G. How Many Paths?
time limit per test
4 seconds
memory limit per test
512 megabytes
input
standard input
output
standard output

You are given a directed graph $G$ which can contain loops (edges from a vertex to itself). Multi-edges are absent in $G$ which means that for all ordered pairs $(u, v)$ exists at most one edge from $u$ to $v$. Vertices are numbered from $1$ to $n$.

A path from $u$ to $v$ is a sequence of edges such that:

• vertex $u$ is the start of the first edge in the path;
• vertex $v$ is the end of the last edge in the path;
• for all pairs of adjacent edges next edge starts at the vertex that the previous edge ends on.

We will assume that the empty sequence of edges is a path from $u$ to $u$.

For each vertex $v$ output one of four values:

• $0$, if there are no paths from $1$ to $v$;
• $1$, if there is only one path from $1$ to $v$;
• $2$, if there is more than one path from $1$ to $v$ and the number of paths is finite;
• $-1$, if the number of paths from $1$ to $v$ is infinite.

Let's look at the example shown in the figure. Then:

• the answer for vertex $1$ is $1$: there is only one path from $1$ to $1$ (path with length $0$);
• the answer for vertex $2$ is $0$: there are no paths from $1$ to $2$;
• the answer for vertex $3$ is $1$: there is only one path from $1$ to $3$ (it is the edge $(1, 3)$);
• the answer for vertex $4$ is $2$: there are more than one paths from $1$ to $4$ and the number of paths are finite (two paths: $[(1, 3), (3, 4)]$ and $[(1, 4)]$);
• the answer for vertex $5$ is $-1$: the number of paths from $1$ to $5$ is infinite (the loop can be used in a path many times);
• the answer for vertex $6$ is $-1$: the number of paths from $1$ to $6$ is infinite (the loop can be used in a path many times).
Input

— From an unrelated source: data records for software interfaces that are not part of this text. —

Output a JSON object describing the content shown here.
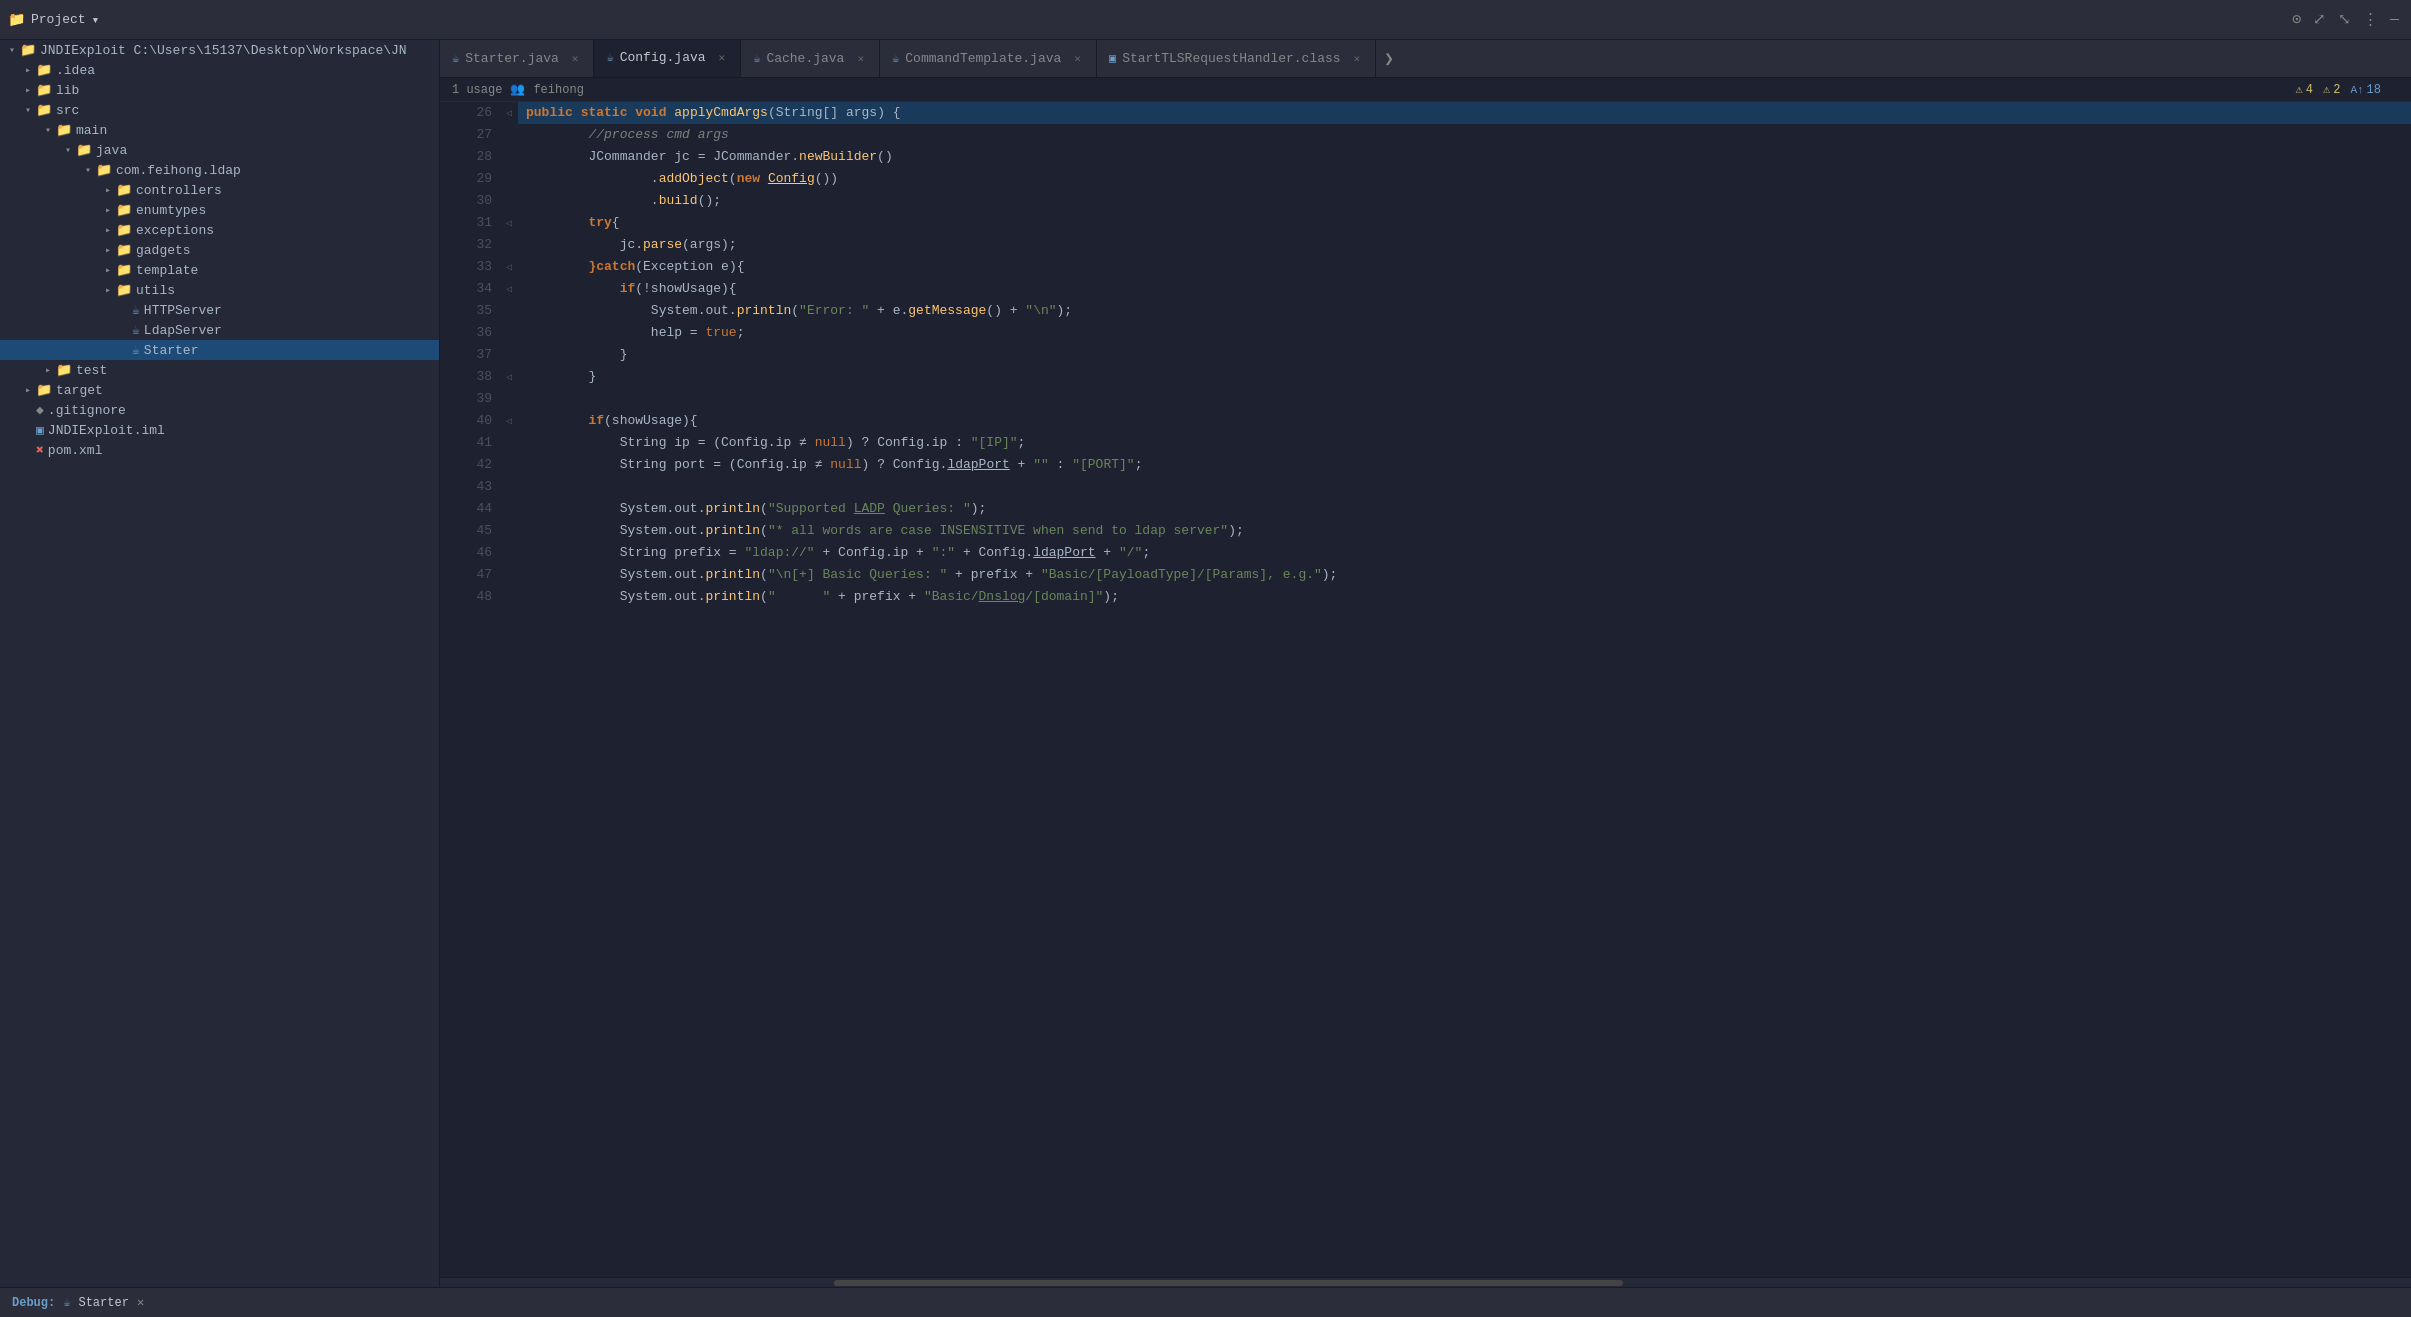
{
  "topbar": {
    "project_label": "Project",
    "project_name": "JNDIExploit",
    "project_path": "C:\\Users\\15137\\Desktop\\Workspace\\JN",
    "chevron": "▾",
    "icons": {
      "target": "⊙",
      "expand": "⤢",
      "collapse": "⤡",
      "menu": "⋮",
      "minimize": "—"
    }
  },
  "sidebar": {
    "items": [
      {
        "id": "JNDIExploit",
        "label": "JNDIExploit C:\\Users\\15137\\Desktop\\Workspace\\JN",
        "indent": 0,
        "arrow": "▾",
        "icon": "📁",
        "icon_class": "icon-folder-blue",
        "selected": false
      },
      {
        "id": ".idea",
        "label": ".idea",
        "indent": 1,
        "arrow": "▸",
        "icon": "📁",
        "icon_class": "icon-folder-blue",
        "selected": false
      },
      {
        "id": "lib",
        "label": "lib",
        "indent": 1,
        "arrow": "▸",
        "icon": "📁",
        "icon_class": "icon-folder-green",
        "selected": false
      },
      {
        "id": "src",
        "label": "src",
        "indent": 1,
        "arrow": "▾",
        "icon": "📁",
        "icon_class": "icon-folder-src",
        "selected": false
      },
      {
        "id": "main",
        "label": "main",
        "indent": 2,
        "arrow": "▾",
        "icon": "📁",
        "icon_class": "icon-folder-blue",
        "selected": false
      },
      {
        "id": "java",
        "label": "java",
        "indent": 3,
        "arrow": "▾",
        "icon": "📁",
        "icon_class": "icon-folder-java",
        "selected": false
      },
      {
        "id": "com.feihong.ldap",
        "label": "com.feihong.ldap",
        "indent": 4,
        "arrow": "▾",
        "icon": "📁",
        "icon_class": "icon-folder-blue",
        "selected": false
      },
      {
        "id": "controllers",
        "label": "controllers",
        "indent": 5,
        "arrow": "▸",
        "icon": "📁",
        "icon_class": "icon-folder-ctrl",
        "selected": false
      },
      {
        "id": "enumtypes",
        "label": "enumtypes",
        "indent": 5,
        "arrow": "▸",
        "icon": "📁",
        "icon_class": "icon-folder-enum",
        "selected": false
      },
      {
        "id": "exceptions",
        "label": "exceptions",
        "indent": 5,
        "arrow": "▸",
        "icon": "📁",
        "icon_class": "icon-folder-exc",
        "selected": false
      },
      {
        "id": "gadgets",
        "label": "gadgets",
        "indent": 5,
        "arrow": "▸",
        "icon": "📁",
        "icon_class": "icon-folder-gadgets",
        "selected": false
      },
      {
        "id": "template",
        "label": "template",
        "indent": 5,
        "arrow": "▸",
        "icon": "📁",
        "icon_class": "icon-folder-template",
        "selected": false
      },
      {
        "id": "utils",
        "label": "utils",
        "indent": 5,
        "arrow": "▸",
        "icon": "📁",
        "icon_class": "icon-folder-utils",
        "selected": false
      },
      {
        "id": "HTTPServer",
        "label": "HTTPServer",
        "indent": 5,
        "arrow": "",
        "icon": "☕",
        "icon_class": "icon-java",
        "selected": false
      },
      {
        "id": "LdapServer",
        "label": "LdapServer",
        "indent": 5,
        "arrow": "",
        "icon": "☕",
        "icon_class": "icon-java",
        "selected": false
      },
      {
        "id": "Starter",
        "label": "Starter",
        "indent": 5,
        "arrow": "",
        "icon": "☕",
        "icon_class": "icon-java",
        "selected": true
      },
      {
        "id": "test",
        "label": "test",
        "indent": 2,
        "arrow": "▸",
        "icon": "📁",
        "icon_class": "icon-folder-green",
        "selected": false
      },
      {
        "id": "target",
        "label": "target",
        "indent": 1,
        "arrow": "▸",
        "icon": "📁",
        "icon_class": "icon-folder-blue",
        "selected": false
      },
      {
        "id": ".gitignore",
        "label": ".gitignore",
        "indent": 1,
        "arrow": "",
        "icon": "◆",
        "icon_class": "icon-gitignore",
        "selected": false
      },
      {
        "id": "JNDIExploit.iml",
        "label": "JNDIExploit.iml",
        "indent": 1,
        "arrow": "",
        "icon": "▣",
        "icon_class": "icon-iml",
        "selected": false
      },
      {
        "id": "pom.xml",
        "label": "pom.xml",
        "indent": 1,
        "arrow": "",
        "icon": "✖",
        "icon_class": "icon-xml",
        "selected": false
      }
    ]
  },
  "tabs": [
    {
      "id": "starter",
      "label": "Starter.java",
      "icon": "☕",
      "icon_color": "#6b9eca",
      "active": false,
      "closeable": true
    },
    {
      "id": "config",
      "label": "Config.java",
      "icon": "☕",
      "icon_color": "#6b9eca",
      "active": true,
      "closeable": true
    },
    {
      "id": "cache",
      "label": "Cache.java",
      "icon": "☕",
      "icon_color": "#6b9eca",
      "active": false,
      "closeable": true
    },
    {
      "id": "commandtemplate",
      "label": "CommandTemplate.java",
      "icon": "☕",
      "icon_color": "#6b9eca",
      "active": false,
      "closeable": true
    },
    {
      "id": "starttls",
      "label": "StartTLSRequestHandler.class",
      "icon": "▣",
      "icon_color": "#6b9eca",
      "active": false,
      "closeable": true
    }
  ],
  "editor": {
    "usage": "1 usage",
    "user": "feihong",
    "warnings": [
      {
        "type": "warning",
        "icon": "⚠",
        "count": "4"
      },
      {
        "type": "warning2",
        "icon": "⚠",
        "count": "2"
      },
      {
        "type": "info",
        "icon": "A↑",
        "count": "18"
      }
    ]
  },
  "code_lines": [
    {
      "num": 26,
      "fold": "◁",
      "content": "public_static_void_applyCmdArgs"
    },
    {
      "num": 27,
      "fold": "",
      "content": "comment_process_cmd_args"
    },
    {
      "num": 28,
      "fold": "",
      "content": "JCommander_jc_newBuilder"
    },
    {
      "num": 29,
      "fold": "",
      "content": "addObject_new_Config"
    },
    {
      "num": 30,
      "fold": "",
      "content": "build"
    },
    {
      "num": 31,
      "fold": "◁",
      "content": "try_open"
    },
    {
      "num": 32,
      "fold": "",
      "content": "jc_parse_args"
    },
    {
      "num": 33,
      "fold": "◁",
      "content": "catch_exception"
    },
    {
      "num": 34,
      "fold": "◁",
      "content": "if_showUsage"
    },
    {
      "num": 35,
      "fold": "",
      "content": "system_println_error"
    },
    {
      "num": 36,
      "fold": "",
      "content": "help_true"
    },
    {
      "num": 37,
      "fold": "",
      "content": "close_brace_1"
    },
    {
      "num": 38,
      "fold": "◁",
      "content": "close_brace_2"
    },
    {
      "num": 39,
      "fold": "",
      "content": "empty"
    },
    {
      "num": 40,
      "fold": "◁",
      "content": "if_showUsage_2"
    },
    {
      "num": 41,
      "fold": "",
      "content": "string_ip"
    },
    {
      "num": 42,
      "fold": "",
      "content": "string_port"
    },
    {
      "num": 43,
      "fold": "",
      "content": "empty_2"
    },
    {
      "num": 44,
      "fold": "",
      "content": "println_supported"
    },
    {
      "num": 45,
      "fold": "",
      "content": "println_all_words"
    },
    {
      "num": 46,
      "fold": "",
      "content": "string_prefix"
    },
    {
      "num": 47,
      "fold": "",
      "content": "println_basic_queries"
    },
    {
      "num": 48,
      "fold": "",
      "content": "println_basic_dnslog"
    }
  ],
  "bottom_bar": {
    "debug_label": "Debug:",
    "starter_label": "Starter",
    "close_icon": "✕"
  }
}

The first contains an integer $t$ ($1 \le t \le 10^4$) — the number of test cases in the input. Then $t$ test cases follow. Before each test case, there is an empty line.

The first line of the test case contains two integers $n$ and $m$ ($1 \le n \le 4 \cdot 10^5, 0 \le m \le 4 \cdot 10^5$) — numbers of vertices and edges in graph respectively. The next $m$ lines contain edges descriptions. Each line contains two integers $a_i$, $b_i$ ($1 \le a_i, b_i \le n$) — the start and the end of the $i$-th edge. The vertices of the graph are numbered from $1$ to $n$. The given graph can contain loops (it is possible that $a_i = b_i$), but cannot contain multi-edges (it is not possible that $a_i = a_j$ and $b_i = b_j$ for $i \ne j$).

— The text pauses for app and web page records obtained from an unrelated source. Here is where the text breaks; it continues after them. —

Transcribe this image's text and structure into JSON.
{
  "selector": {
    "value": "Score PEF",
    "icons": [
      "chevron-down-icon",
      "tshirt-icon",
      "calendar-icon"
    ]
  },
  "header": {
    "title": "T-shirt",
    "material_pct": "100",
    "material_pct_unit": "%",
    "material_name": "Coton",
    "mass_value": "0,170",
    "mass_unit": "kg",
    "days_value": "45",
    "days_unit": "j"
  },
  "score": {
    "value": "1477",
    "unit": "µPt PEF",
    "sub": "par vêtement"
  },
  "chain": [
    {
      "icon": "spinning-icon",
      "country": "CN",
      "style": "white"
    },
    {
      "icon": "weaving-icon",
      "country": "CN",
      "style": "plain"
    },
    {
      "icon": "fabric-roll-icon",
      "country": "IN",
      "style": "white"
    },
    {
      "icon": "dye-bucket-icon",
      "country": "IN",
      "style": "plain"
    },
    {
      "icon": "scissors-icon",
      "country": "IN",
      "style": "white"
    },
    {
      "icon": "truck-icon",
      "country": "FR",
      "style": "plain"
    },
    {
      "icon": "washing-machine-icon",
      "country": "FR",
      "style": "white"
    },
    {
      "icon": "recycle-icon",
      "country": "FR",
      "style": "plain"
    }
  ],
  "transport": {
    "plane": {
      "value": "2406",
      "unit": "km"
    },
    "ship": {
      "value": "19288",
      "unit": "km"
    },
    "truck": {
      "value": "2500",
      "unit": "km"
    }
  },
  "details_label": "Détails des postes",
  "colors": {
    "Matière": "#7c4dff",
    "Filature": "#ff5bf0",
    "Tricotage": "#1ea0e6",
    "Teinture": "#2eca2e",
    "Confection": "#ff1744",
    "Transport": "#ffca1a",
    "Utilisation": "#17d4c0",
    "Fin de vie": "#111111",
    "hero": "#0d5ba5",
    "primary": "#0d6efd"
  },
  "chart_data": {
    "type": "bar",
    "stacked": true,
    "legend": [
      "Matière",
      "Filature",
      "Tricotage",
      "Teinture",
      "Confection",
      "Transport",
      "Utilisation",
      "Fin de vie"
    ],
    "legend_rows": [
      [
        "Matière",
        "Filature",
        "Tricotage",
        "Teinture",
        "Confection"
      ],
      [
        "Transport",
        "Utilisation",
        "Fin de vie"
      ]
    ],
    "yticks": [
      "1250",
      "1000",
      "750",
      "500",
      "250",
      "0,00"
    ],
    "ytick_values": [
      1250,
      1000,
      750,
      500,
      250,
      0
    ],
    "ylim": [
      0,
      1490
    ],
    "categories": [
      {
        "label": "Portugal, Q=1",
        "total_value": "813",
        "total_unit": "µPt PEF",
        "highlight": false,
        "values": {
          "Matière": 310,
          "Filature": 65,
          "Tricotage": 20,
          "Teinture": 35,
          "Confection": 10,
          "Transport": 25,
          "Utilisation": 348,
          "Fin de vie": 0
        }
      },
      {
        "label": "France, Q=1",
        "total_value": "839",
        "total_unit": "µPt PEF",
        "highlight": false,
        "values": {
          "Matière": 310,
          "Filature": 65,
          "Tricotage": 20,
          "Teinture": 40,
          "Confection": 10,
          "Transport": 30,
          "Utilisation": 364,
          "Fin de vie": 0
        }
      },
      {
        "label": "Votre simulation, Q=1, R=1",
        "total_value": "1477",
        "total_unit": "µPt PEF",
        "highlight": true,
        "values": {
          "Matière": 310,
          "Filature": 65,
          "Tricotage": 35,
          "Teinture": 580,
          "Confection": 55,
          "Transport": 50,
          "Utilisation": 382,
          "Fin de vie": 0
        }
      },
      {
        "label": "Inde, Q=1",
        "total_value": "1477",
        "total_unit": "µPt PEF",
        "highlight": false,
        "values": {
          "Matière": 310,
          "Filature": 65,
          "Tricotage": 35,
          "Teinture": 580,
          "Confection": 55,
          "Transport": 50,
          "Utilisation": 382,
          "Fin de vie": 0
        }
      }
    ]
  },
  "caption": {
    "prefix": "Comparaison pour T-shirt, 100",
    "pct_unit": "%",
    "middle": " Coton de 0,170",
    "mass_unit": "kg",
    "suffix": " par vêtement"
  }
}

The sum of $n$ over all test cases does not exceed $4 \cdot 10^5$. Similarly, the sum of $m$ over all test cases does not exceed $4 \cdot 10^5$.

Output

Output $t$ lines. The $i$-th line should contain an answer for the $i$-th test case: a sequence of $n$ integers from $-1$ to $2$.

Example
Input
5

6 7
1 4
1 3
3 4
4 5
2 1
5 5
5 6

1 0

3 3
1 2
2 3
3 1

5 0

4 4
1 2
2 3
1 4
4 3

Output
1 0 1 2 -1 -1
1
-1 -1 -1
1 0 0 0 0
1 1 2 1